### Task requirements
Search the records for lines with the word "Entities" and copy each match.

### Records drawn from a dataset

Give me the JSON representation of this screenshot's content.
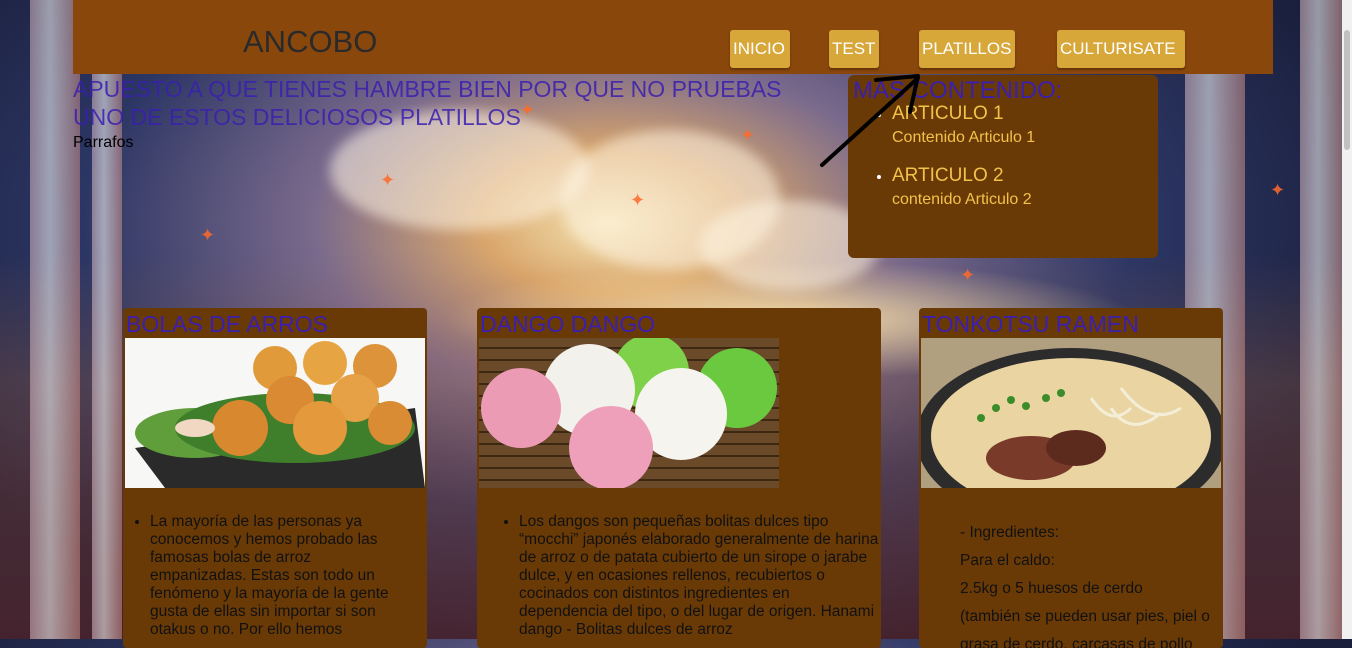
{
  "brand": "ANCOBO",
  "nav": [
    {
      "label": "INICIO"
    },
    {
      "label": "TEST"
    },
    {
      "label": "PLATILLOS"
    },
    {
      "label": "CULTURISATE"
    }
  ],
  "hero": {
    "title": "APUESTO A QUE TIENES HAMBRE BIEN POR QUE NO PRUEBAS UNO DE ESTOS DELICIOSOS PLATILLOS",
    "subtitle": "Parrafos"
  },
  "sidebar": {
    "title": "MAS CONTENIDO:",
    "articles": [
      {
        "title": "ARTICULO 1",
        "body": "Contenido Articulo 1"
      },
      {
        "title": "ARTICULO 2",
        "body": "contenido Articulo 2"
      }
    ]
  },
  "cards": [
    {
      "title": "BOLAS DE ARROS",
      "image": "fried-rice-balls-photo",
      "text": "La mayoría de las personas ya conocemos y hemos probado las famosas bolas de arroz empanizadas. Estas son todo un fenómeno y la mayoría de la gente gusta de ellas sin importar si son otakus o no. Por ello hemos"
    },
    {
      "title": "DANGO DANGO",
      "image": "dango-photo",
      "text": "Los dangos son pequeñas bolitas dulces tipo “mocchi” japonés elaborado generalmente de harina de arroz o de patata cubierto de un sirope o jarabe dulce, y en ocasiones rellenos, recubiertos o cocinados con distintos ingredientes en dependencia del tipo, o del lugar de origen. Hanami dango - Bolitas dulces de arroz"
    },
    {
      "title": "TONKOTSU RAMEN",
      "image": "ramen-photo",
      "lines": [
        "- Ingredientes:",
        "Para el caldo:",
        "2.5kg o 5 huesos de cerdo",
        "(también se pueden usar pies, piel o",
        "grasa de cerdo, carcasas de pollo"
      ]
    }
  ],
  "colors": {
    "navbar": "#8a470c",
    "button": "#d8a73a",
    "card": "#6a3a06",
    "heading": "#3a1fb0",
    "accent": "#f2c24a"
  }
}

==

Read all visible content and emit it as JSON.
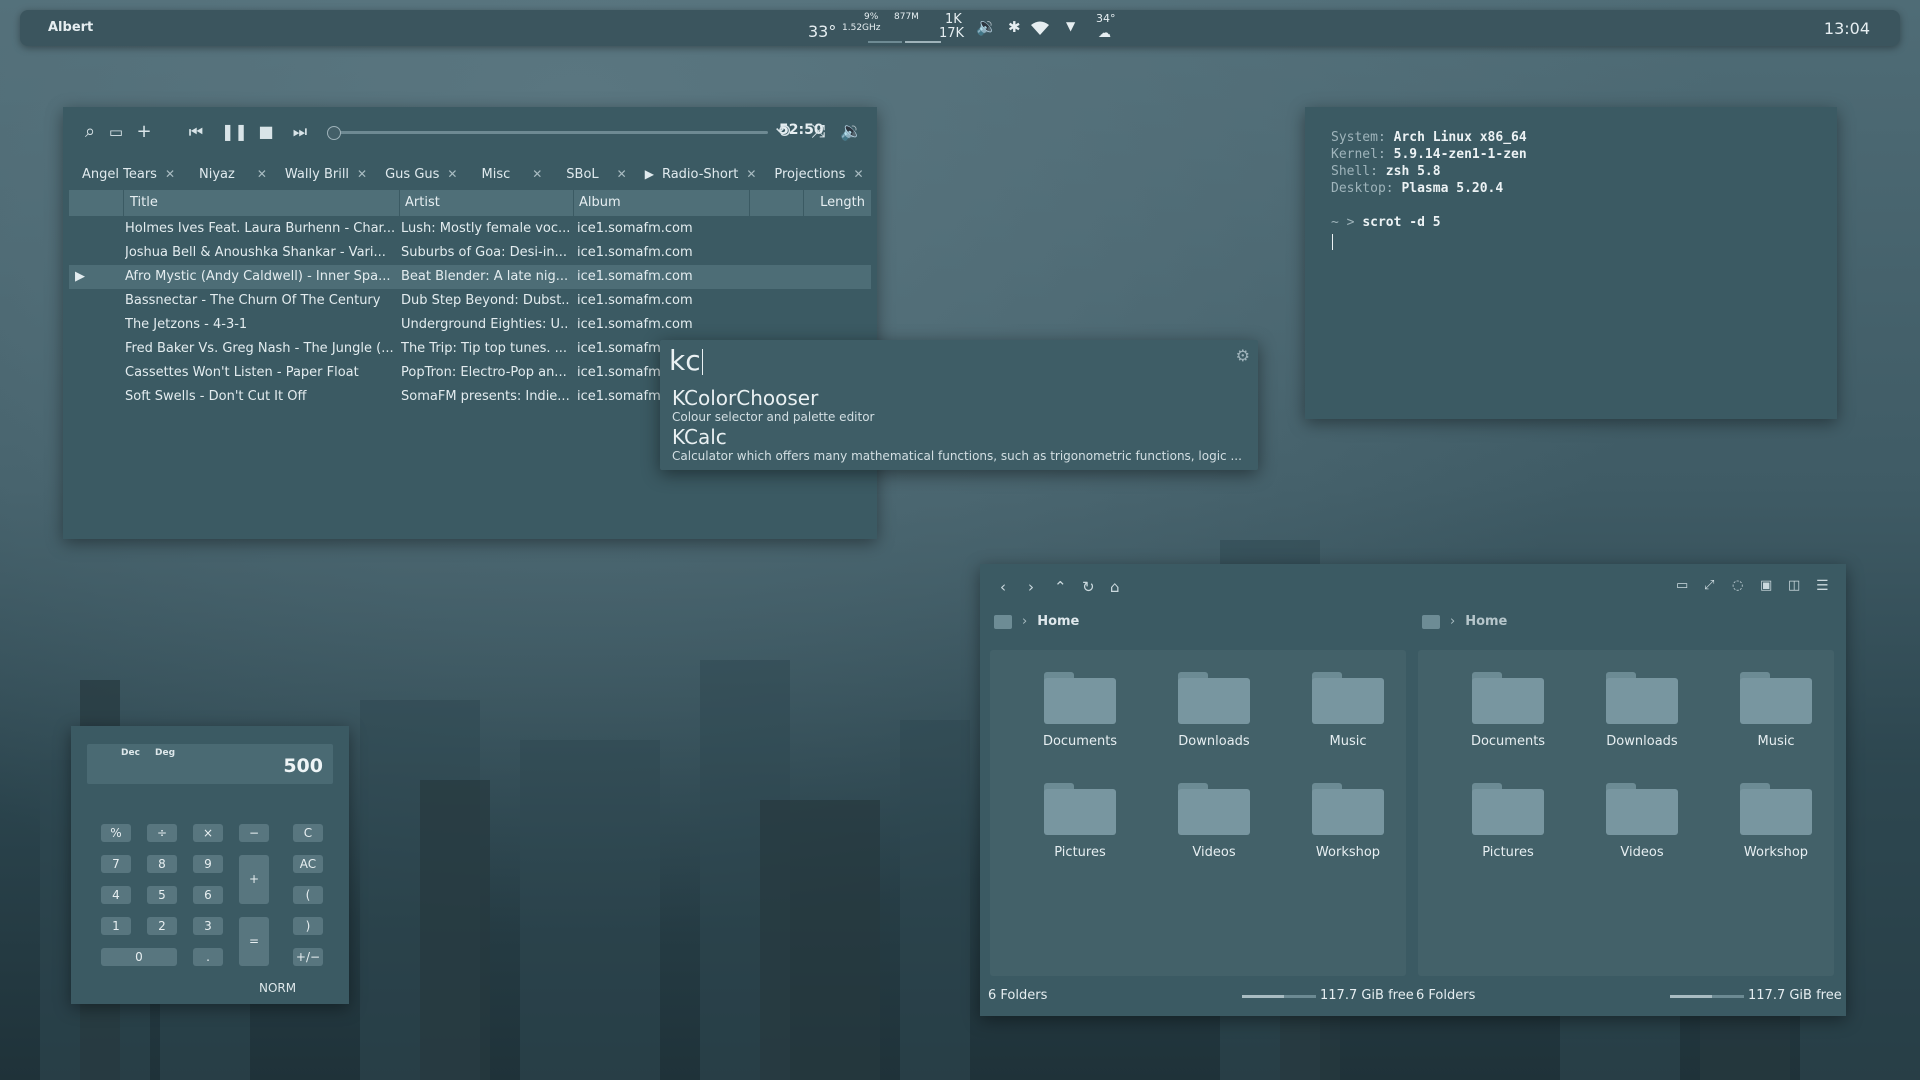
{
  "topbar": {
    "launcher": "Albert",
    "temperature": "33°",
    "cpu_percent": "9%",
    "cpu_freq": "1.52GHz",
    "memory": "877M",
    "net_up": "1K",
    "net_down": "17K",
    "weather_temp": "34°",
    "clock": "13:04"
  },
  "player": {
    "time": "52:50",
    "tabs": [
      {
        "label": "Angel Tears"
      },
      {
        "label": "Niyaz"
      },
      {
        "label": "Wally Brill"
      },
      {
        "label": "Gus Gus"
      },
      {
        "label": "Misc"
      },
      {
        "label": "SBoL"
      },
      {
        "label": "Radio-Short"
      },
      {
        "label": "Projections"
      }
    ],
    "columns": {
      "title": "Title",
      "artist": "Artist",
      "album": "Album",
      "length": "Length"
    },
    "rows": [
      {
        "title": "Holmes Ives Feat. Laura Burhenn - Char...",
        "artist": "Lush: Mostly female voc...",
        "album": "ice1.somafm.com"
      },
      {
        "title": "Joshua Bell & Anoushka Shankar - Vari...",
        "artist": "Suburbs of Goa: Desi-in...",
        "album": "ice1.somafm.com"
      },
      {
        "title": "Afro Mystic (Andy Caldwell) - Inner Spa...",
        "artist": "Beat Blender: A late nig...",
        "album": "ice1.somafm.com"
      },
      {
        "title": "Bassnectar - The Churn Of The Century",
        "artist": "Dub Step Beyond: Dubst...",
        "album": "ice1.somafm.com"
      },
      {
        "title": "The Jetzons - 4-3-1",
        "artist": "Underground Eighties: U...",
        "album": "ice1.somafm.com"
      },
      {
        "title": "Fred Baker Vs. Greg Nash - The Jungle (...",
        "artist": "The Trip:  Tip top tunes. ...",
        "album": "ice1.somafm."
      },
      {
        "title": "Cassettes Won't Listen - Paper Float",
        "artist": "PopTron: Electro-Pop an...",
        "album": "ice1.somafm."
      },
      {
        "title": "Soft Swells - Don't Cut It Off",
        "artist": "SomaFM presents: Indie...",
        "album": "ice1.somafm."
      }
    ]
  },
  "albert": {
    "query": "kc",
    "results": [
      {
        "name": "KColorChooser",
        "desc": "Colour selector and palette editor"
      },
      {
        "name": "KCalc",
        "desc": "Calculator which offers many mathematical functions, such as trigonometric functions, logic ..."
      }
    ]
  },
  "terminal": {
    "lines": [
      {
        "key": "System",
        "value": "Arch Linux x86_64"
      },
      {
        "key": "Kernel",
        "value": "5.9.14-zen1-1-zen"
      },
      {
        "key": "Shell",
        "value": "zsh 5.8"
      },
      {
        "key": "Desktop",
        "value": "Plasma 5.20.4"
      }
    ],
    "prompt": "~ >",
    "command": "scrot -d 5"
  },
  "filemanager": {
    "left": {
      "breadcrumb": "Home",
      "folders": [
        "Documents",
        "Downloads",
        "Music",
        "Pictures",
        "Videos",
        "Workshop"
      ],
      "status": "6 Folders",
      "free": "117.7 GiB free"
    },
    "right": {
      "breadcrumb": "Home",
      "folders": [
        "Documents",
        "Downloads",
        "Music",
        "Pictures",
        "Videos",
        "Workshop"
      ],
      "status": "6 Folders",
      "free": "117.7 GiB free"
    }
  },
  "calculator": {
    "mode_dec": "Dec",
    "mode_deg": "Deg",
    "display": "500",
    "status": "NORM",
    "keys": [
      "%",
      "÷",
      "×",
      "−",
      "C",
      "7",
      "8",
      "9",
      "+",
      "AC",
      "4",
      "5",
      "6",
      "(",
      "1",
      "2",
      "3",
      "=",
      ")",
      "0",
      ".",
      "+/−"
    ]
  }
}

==

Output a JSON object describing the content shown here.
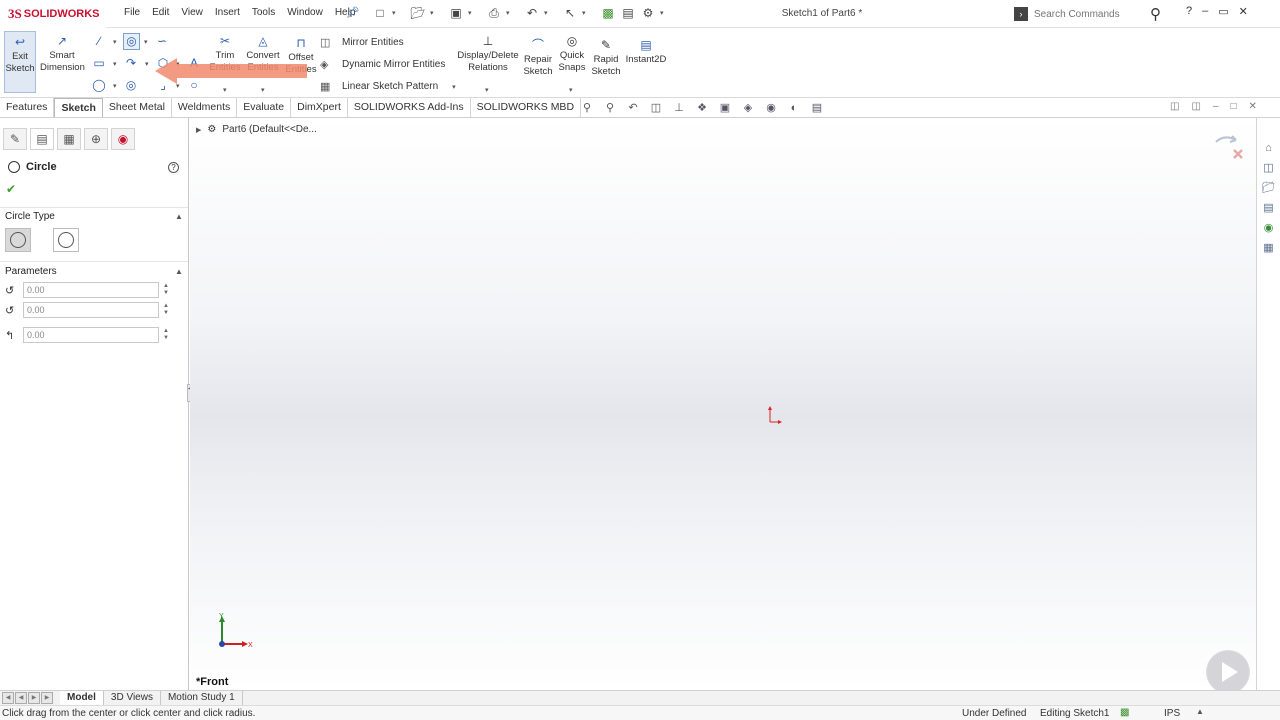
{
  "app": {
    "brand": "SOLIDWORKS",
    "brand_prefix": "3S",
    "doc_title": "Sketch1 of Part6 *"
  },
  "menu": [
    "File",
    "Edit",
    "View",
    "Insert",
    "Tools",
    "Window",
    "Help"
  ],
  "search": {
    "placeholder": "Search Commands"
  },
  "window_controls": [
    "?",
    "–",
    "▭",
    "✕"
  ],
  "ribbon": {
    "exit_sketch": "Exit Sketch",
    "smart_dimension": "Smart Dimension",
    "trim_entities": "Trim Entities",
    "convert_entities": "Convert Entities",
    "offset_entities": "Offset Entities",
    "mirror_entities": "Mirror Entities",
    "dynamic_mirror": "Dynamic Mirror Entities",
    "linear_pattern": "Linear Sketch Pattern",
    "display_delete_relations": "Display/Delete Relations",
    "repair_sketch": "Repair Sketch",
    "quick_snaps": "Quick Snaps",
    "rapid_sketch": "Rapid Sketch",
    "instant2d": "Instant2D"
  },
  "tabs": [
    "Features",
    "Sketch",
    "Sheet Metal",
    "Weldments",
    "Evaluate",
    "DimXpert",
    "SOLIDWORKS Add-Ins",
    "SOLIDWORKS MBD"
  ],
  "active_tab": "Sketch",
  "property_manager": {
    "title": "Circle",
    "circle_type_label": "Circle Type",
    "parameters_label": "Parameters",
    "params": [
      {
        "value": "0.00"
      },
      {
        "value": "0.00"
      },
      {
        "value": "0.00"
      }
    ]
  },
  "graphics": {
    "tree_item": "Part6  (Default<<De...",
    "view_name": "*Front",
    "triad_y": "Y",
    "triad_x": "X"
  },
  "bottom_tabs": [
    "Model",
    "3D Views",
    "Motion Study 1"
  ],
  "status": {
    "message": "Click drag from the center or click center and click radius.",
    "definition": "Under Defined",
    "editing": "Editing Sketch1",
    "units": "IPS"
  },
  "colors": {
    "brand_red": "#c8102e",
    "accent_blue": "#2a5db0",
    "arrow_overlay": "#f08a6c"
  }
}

### Exercise result
    "trim_entities": "Trim Entities",
    "convert_entities": "Convert Entities",
    "offset_entities": "Offset Entities",
    "mirror_entities": "Mirror Entities",
    "dynamic_mirror": "Dynamic Mirror Entities",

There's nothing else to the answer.